Media outlets around the world have been captivated by Canadian pop star Justin Bieber’s latest tussle with the law, but a much wider audience finds itself engrossed by the singer’s struggles with himself.
Bieber’s increasingly erratic public behaviour, escalating bouts of temper and brazen use of both legal and illegal substances are an all-too familiar narrative for parents who have watched their own teenaged offspring travel down the same treacherous path.
Their children may not have to contend with constant media attention, a peer group of potential enablers or the pressures of global stardom. Certainly they haven’t been featured in the media urinating into buckets, slumbering in Brazilian brothels or drag-racing Lamborghinis en route to a charge of Driving Under the Influence, as Bieber has in recent months.
But parents say the issues at the core of most celebrity struggles can resonate in even the most everyday circumstances.
Hollie Pollard watches Bieber’s travails with a mixture of sadness and empathy. The pop star’s public struggles remind her forcibly of the years she spent trying to bring her 16-year-old daughter back from the brink of a crippling mental health crisis.
Her child never touched the substances or mixed with the stars that have figured in Bieber’s story. But her personality disorder and uncontrollable anger caused turmoil all the same.
Pollard’s daughter, isolated from fellow students due to her growing outbursts, increasingly broke rules and challenged authority until she wound up threatening her teachers with a weapon.
Watching young celebrities spiral out of control, Pollard said, always reminds her of that terrifying phase with her own child.
“I feel for them and I feel for their parents,” Pollard said in a telephone interview from Toronto. “We recognize the challenges for that person, and we recognize that the likelihood of getting help is pretty slim unless somebody steps in.”
For many troubled teens, the only ones on hand to offer the necessary support are the parents themselves, Pollard said.
Youth-oriented facilities to treat mental illness or addiction are scarce, she said, adding her daughter had to spend months at home waiting for a spot to open up in one of the few centres that do exist.
That wait, she said, can be challenging for parents struggling to determine what’s normal teenage behaviour, both in general in their child’s specific case.
Making that call isn’t easy for the professionals either.
Dr. Marshall Korenblum, Chief Psychiatrist at Toronto’s Hincks-Dellcrest Centre for Children and Families, said rebellion is a normal part of growing up for teenagers of all walks of life.
A healthy skepticism towards rules and authority, he said, helps teens establish their own identity and ought to be nurtured within reason.
“That’s the job of teenagers to question adults, question authority, ask ‘why are we doing things that way,'” Korenblum said. “That’s healthy, that’s necessary for society to evolve. Otherwise the status quo would be preserved forever.”
When things cross a line, Korenblum said, is when a teen’s behaviour becomes dangerous to either themselves or the people around them. Unfortunately for some care providers, that trend appears increasingly common.

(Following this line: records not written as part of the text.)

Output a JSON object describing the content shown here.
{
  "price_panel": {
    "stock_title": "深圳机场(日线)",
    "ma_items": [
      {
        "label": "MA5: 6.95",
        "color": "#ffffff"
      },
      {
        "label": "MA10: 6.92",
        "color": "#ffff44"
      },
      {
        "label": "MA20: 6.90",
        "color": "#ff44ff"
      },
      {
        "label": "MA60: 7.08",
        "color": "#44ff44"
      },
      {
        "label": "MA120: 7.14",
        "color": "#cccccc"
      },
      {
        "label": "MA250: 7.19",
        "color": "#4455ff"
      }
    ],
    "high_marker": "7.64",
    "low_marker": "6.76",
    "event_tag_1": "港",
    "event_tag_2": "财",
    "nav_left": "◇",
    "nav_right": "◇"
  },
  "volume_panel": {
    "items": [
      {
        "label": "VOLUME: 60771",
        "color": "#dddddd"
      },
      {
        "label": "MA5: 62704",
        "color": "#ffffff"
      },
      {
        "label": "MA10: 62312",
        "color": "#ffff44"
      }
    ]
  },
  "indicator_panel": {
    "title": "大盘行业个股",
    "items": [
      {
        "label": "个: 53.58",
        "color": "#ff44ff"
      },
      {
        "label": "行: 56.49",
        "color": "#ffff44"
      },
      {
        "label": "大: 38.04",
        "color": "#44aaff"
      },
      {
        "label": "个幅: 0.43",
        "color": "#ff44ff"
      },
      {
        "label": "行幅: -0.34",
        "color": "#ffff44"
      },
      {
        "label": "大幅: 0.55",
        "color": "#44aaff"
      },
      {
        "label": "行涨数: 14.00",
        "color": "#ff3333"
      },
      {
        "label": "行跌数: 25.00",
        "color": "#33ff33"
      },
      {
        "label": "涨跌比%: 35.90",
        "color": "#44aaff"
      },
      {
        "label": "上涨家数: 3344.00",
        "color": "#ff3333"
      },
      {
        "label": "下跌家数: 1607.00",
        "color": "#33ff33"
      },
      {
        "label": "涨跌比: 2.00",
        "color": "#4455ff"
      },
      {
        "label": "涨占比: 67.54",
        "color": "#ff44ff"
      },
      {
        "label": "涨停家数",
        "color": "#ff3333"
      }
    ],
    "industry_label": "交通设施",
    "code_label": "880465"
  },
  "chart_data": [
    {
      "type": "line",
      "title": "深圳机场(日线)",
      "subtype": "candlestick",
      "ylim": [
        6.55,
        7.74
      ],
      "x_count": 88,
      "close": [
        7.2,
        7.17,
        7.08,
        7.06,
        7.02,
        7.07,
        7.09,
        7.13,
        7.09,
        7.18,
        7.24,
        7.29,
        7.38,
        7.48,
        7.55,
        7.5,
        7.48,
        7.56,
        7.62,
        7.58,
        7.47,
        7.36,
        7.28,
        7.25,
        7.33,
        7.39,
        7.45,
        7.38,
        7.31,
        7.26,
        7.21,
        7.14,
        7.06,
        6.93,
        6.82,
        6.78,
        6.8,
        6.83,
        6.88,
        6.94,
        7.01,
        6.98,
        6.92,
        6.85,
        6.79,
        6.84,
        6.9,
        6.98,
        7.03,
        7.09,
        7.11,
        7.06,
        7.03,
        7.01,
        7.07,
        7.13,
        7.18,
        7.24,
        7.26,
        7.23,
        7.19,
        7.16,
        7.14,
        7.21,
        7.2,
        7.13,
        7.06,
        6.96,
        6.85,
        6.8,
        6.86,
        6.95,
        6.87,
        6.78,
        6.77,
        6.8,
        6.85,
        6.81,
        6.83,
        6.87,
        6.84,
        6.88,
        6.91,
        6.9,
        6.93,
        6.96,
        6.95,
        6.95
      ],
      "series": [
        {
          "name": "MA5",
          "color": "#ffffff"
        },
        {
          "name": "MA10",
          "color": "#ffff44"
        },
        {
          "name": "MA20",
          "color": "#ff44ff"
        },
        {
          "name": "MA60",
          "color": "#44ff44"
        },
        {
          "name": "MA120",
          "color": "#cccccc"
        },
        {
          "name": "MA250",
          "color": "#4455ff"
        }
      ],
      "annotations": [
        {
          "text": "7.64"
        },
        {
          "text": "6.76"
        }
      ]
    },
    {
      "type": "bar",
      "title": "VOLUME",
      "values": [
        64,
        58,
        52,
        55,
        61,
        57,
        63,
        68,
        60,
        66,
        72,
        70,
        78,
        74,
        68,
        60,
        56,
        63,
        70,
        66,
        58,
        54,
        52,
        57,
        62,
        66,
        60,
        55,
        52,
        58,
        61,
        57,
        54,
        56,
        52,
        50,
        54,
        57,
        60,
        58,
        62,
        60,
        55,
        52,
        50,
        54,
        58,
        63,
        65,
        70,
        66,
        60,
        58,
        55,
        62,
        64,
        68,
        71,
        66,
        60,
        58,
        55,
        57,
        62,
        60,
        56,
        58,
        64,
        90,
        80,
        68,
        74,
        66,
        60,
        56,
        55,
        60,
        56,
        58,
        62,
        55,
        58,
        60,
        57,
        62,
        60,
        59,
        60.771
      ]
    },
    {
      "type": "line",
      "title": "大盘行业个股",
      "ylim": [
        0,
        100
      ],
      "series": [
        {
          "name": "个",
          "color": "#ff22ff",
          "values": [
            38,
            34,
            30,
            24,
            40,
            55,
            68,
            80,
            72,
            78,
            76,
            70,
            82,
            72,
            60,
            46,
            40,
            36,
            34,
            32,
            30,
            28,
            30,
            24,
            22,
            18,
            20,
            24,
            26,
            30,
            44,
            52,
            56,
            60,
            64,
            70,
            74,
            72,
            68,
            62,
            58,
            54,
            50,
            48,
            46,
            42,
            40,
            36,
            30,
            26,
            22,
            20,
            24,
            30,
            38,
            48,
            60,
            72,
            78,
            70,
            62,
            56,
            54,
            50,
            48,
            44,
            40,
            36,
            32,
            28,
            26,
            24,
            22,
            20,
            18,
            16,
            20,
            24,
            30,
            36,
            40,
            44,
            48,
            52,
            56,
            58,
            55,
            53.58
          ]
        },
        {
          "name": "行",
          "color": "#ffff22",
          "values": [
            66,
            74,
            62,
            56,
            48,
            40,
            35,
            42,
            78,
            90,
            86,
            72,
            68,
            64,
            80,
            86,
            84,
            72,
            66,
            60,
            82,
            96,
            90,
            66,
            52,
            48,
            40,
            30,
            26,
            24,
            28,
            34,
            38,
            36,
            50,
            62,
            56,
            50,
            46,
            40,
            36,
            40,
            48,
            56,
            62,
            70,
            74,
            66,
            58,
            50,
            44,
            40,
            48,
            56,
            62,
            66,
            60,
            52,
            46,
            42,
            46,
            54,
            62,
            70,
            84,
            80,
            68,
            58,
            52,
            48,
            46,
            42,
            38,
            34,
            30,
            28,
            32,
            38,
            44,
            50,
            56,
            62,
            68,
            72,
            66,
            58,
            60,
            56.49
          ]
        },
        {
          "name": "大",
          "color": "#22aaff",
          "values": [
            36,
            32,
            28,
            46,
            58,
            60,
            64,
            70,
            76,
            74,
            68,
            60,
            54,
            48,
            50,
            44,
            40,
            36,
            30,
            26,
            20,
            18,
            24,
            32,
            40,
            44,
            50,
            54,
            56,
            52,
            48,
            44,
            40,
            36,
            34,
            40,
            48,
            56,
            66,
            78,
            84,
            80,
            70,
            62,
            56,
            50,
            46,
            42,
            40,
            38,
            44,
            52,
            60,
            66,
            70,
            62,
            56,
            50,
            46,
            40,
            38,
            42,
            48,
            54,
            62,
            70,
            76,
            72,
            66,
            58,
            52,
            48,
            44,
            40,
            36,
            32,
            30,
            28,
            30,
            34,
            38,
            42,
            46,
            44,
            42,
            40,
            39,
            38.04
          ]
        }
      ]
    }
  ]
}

Korenblum said the teenage brain is almost pre-programmed for reckless behaviour, since centres controlling emotions and impulsivity develop significantly more quickly than the frontal lobe regulating judgment and restraint.
“The analogy has been made that the teenage brain is like a car in which the gas pedal has been pushed to the floor and the brakes have not yet been fully developed,” he said.
Gordon Hay, executive director of teen treatment facility Venture Academy, said he’s seen a rise in such dangerous behaviour in the 13 years since the residential program has been open.
The antics of youthful celebrities such as Bieber or Britney Spears, he said, have gone a long way towards skewing perceptions of what’s acceptable behaviour.
Rampant coverage of youth outbursts, depression and intoxication, he said, has led to a growing sense that such behaviours are part and parcel of any teenage experience.
Substance abuse and self-harm in particular, he said, have increased markedly since the school’s inception. Fully half of all applicants report cutting themselves now compared to just one or two applicants a year when the program launched, he said.
“Those types of behaviours are almost moving towards being acceptable,” he said. “It seems like the message often is that some of those behaviours are being classified as normal. Just because they are on the increase, for example suicidal thoughts, self-harm . . . does not negate the seriousness of that behaviour.”
The flip side, experts said, is that celebrity scandals can help open the doors of communication between troubled teens and the parents trying to guide them.
Pollard said such opportunities to break ground are crucial, adding regular discussion was key to her daughter’s eventual recovery.
Pollard sat down with her child each day to tackle day-to-day issues and set short-term goals, which were sometimes as modest as having a shower.
This strategy kept her daughter grounded as she waited for anger management treatment and moved the healing process along when help finally came.
Today, she still seizes every opportunity to reinforce acceptable boundaries, and discussing the struggles of fellow teens can sometimes be instructive.
“These things are scary to watch, but as a parent, when these kinds of things do happen, they’re conversation openers with your own kids,” she said.